Speaking following the session, Professor Viner said:
"There is no evidence that caffeine is necessary or useful for children and young people. However, there is significant evidence of harm related to its stimulant effect - impacting on the mental health of children and young people, and causing fatigue due to sleep problems. Teenagers need much more sleep than adults, yet they are more likely to consume energy drinks.
"One area of evidence that is less clear is the impact of energy drinks on development. Caffeine and similar stimulants may have harmful effects on the brain as it develops in late childhood and early adolescence. This is hugely concerning, and we need to see more research in this area.
"Several supermarkets in the UK have already banned the sale of energy drinks to children and young people under the age of 16 years. While these voluntary measures taken by specific outlets should be applauded, a mandatory code would be welcomed as it is inevitable that children and young people will still be able to purchase these harmful drinks elsewhere.

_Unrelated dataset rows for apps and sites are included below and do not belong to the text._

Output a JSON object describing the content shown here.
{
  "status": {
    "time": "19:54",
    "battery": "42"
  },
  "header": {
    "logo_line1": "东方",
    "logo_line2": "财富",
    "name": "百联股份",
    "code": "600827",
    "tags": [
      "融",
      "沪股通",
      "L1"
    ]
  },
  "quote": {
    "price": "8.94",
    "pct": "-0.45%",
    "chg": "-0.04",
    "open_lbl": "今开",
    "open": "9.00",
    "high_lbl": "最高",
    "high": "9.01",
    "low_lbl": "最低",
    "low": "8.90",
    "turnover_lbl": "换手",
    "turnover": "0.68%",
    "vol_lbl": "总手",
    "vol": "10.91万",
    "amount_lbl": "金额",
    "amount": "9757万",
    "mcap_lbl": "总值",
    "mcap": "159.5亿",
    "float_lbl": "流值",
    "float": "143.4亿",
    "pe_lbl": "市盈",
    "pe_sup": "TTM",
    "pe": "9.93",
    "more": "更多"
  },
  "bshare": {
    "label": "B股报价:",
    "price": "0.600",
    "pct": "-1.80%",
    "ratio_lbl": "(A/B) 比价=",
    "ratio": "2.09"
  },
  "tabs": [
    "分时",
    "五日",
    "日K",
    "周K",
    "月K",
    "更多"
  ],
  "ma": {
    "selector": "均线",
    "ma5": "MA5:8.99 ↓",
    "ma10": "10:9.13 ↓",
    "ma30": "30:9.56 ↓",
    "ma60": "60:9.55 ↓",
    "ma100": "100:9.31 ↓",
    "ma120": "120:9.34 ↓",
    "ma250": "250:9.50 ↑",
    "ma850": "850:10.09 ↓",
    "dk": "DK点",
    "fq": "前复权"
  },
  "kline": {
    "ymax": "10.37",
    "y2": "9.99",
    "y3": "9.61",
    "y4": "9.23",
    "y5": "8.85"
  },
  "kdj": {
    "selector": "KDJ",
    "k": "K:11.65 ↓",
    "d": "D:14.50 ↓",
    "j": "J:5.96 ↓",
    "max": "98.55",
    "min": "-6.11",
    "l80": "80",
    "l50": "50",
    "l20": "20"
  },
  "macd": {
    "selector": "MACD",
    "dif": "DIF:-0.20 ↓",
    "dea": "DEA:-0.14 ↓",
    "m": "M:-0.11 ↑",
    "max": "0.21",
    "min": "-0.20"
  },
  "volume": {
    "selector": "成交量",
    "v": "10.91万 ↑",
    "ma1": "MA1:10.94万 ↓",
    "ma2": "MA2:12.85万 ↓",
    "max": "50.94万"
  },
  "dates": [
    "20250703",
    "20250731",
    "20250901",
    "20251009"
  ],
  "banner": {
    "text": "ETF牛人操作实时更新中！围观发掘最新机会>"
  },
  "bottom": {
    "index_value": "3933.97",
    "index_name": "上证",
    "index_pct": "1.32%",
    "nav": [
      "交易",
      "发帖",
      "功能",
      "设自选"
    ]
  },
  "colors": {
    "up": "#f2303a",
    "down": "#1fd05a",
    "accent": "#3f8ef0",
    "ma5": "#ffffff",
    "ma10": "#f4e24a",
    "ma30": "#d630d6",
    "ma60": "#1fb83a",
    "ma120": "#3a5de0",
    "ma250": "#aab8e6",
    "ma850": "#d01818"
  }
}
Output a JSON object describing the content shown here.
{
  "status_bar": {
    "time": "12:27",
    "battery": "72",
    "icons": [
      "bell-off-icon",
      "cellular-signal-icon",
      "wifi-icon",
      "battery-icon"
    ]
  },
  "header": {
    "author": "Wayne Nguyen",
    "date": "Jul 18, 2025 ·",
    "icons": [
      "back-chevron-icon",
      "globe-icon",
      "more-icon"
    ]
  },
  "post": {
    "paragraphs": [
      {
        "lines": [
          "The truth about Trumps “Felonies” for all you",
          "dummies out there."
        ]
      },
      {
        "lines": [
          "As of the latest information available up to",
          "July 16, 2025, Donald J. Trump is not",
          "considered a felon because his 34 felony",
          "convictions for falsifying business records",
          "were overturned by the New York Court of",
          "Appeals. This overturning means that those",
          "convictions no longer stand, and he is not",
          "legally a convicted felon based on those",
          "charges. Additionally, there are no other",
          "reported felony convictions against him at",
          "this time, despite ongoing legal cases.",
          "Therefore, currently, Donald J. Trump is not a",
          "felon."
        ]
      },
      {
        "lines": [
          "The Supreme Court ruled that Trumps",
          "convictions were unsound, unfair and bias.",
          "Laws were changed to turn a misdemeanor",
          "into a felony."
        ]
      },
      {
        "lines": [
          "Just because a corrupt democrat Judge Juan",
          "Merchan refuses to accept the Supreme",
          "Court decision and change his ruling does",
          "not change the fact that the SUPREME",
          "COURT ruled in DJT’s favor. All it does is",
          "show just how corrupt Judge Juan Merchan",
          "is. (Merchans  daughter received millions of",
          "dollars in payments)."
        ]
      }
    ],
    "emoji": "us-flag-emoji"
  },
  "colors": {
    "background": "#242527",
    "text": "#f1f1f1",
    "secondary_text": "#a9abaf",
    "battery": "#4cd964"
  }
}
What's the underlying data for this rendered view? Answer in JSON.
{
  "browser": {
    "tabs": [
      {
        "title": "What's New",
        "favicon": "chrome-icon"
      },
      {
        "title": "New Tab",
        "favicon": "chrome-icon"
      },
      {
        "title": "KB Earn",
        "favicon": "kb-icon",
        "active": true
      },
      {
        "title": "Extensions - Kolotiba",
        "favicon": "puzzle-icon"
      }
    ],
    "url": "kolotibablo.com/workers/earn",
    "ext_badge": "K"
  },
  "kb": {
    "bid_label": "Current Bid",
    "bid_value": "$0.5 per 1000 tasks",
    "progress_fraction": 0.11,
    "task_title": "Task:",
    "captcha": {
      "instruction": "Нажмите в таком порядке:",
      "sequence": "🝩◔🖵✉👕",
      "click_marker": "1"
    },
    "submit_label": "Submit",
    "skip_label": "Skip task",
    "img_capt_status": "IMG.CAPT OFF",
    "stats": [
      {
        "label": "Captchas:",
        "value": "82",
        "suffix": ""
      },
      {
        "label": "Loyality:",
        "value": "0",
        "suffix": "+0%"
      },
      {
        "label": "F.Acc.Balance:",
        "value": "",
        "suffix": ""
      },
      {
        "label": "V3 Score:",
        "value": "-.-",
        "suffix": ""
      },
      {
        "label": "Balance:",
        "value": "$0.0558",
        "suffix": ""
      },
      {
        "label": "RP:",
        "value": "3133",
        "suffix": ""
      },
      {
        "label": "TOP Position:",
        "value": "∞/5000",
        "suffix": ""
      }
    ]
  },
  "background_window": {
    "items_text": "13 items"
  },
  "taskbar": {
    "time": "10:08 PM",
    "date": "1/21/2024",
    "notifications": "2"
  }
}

"The benefits of a ban would be children with better wellbeing, who sleep better, and who are more productive at school. We also believe that, due to the high sugar content of energy drinks, a ban would contribute to tackling the childhood obesity crisis facing the UK. It is encouraging that the Committee is investigating this issue and we look forward to working with Parliamentarians and Government in this area going forward."